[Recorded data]
----

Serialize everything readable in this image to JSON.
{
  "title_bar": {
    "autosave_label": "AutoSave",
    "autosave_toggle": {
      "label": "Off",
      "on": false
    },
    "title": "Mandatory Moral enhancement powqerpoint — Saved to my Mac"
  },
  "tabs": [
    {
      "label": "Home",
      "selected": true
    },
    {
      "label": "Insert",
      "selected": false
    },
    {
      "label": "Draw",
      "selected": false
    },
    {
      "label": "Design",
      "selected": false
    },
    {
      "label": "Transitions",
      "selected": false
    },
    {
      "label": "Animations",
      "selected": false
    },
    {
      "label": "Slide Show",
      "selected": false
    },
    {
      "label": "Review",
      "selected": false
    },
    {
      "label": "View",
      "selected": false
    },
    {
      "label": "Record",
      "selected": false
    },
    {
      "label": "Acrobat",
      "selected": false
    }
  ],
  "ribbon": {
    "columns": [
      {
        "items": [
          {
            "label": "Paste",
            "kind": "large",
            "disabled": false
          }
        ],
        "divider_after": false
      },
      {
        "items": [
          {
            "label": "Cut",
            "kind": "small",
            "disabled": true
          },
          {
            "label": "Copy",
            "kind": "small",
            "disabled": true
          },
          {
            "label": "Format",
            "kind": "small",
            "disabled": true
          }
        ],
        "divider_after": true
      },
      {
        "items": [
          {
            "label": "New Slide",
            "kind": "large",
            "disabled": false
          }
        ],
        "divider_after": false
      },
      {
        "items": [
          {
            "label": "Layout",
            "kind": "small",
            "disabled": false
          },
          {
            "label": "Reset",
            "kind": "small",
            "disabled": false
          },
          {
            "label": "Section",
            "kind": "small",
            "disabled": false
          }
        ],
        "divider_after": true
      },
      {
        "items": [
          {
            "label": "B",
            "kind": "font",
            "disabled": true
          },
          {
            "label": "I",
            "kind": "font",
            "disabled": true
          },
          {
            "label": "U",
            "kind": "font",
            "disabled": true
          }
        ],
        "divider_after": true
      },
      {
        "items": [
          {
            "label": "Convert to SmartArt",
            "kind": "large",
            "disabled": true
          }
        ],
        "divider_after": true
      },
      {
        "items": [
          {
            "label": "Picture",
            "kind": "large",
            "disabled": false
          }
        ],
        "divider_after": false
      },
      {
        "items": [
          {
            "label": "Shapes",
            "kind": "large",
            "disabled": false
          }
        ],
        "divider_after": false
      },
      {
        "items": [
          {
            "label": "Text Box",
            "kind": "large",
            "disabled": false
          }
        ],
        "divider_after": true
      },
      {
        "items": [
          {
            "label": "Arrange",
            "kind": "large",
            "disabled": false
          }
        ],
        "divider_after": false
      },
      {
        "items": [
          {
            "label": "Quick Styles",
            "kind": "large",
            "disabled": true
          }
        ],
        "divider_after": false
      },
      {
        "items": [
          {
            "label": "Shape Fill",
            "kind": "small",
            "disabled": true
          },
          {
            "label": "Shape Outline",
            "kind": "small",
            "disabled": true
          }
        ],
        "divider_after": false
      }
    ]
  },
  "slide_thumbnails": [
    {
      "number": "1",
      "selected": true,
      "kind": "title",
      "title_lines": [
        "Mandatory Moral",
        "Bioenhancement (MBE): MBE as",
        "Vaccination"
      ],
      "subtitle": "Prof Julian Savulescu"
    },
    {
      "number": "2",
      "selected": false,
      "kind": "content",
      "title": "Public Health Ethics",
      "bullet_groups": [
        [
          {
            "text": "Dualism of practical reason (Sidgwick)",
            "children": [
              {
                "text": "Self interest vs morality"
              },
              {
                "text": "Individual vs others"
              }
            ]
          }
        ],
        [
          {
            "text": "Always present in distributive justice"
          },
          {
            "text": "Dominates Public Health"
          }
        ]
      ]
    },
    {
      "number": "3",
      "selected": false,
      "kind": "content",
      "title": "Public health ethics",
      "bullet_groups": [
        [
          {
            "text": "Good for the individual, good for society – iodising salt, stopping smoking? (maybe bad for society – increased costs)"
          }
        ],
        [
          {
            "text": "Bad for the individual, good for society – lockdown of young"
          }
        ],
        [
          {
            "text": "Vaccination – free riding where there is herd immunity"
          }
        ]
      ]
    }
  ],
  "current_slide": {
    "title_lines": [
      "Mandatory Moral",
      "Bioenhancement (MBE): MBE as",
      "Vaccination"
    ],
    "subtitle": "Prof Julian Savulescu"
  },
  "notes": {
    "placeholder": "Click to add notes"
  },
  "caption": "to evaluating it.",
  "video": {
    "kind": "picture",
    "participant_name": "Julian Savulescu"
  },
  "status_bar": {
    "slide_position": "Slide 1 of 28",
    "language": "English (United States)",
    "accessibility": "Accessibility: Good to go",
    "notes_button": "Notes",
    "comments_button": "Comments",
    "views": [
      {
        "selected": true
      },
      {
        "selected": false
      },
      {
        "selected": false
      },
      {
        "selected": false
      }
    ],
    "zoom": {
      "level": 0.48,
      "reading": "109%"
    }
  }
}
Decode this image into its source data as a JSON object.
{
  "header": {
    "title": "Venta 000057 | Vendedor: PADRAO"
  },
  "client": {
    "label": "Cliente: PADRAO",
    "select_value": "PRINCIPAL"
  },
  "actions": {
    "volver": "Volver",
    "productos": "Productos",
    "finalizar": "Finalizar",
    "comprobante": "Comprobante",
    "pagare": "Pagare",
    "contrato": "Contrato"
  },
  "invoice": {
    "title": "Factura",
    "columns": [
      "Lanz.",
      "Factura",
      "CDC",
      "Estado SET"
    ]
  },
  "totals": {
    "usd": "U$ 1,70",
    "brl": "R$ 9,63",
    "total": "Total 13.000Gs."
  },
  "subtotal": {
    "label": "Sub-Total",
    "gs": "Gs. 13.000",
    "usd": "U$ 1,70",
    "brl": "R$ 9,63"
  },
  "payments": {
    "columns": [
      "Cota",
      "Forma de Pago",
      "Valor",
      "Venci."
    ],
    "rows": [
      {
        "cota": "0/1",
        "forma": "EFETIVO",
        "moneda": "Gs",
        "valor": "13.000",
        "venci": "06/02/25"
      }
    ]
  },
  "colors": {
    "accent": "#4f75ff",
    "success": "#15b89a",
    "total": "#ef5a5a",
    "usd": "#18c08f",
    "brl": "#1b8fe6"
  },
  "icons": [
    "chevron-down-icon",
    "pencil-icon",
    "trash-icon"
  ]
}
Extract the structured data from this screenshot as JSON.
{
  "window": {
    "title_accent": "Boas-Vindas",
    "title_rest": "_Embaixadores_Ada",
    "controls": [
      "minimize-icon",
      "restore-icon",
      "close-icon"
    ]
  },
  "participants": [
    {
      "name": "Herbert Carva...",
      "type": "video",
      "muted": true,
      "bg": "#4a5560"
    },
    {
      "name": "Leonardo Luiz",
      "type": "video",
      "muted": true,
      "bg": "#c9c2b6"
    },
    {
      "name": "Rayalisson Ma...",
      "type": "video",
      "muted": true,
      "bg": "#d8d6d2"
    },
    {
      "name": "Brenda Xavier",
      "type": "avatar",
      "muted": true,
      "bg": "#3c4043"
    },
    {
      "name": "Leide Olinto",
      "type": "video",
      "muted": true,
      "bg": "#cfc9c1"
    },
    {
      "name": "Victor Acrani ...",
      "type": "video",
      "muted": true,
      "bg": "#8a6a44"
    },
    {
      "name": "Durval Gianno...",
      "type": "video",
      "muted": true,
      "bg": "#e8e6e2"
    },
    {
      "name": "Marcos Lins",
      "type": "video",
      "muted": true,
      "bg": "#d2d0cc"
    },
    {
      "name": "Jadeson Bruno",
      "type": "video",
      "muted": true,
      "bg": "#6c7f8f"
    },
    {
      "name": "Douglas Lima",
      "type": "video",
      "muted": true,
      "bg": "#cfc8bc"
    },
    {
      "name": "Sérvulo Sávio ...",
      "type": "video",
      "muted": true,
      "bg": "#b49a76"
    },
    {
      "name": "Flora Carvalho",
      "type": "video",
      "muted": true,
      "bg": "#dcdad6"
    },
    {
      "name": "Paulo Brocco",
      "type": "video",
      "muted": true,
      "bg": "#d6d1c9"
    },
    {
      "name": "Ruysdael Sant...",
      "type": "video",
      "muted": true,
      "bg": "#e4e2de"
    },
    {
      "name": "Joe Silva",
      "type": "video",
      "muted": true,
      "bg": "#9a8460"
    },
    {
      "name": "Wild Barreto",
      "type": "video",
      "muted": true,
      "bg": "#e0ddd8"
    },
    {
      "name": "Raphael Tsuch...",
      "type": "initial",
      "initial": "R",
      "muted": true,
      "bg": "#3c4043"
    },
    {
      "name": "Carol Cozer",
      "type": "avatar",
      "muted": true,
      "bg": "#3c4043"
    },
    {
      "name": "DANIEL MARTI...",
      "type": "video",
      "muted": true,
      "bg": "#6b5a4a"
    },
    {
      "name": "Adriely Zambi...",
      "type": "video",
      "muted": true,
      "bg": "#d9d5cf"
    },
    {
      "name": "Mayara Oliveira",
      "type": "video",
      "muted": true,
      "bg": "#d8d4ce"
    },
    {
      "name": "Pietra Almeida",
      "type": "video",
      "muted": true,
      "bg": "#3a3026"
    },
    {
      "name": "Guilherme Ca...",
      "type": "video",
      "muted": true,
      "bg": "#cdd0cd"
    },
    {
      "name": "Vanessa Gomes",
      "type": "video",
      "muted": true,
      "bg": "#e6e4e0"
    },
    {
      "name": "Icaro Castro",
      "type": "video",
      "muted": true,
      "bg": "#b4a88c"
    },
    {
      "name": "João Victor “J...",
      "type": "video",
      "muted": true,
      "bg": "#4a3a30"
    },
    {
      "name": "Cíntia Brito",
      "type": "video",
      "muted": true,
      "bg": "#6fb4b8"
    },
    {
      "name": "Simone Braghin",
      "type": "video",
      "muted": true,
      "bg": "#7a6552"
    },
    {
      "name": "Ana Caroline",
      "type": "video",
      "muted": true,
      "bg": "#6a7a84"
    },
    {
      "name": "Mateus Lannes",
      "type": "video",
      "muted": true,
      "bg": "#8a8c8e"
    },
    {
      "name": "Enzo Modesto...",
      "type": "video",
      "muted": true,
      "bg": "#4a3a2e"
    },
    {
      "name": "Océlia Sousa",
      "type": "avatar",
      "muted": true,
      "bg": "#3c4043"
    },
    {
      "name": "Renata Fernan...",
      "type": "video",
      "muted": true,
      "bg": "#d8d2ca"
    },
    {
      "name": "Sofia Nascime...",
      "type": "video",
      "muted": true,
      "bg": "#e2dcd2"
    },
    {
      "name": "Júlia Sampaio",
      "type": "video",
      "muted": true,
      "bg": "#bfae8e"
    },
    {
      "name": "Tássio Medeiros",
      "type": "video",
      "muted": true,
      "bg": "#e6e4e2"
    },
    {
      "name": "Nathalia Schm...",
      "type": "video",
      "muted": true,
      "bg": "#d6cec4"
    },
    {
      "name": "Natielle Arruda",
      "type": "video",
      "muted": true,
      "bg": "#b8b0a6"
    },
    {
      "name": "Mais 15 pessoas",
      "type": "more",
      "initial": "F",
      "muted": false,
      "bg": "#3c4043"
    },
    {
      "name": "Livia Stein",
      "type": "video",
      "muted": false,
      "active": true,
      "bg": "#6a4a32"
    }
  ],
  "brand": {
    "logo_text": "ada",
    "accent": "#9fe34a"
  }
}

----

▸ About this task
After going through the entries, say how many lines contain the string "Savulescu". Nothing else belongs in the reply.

▸ Problem solution
3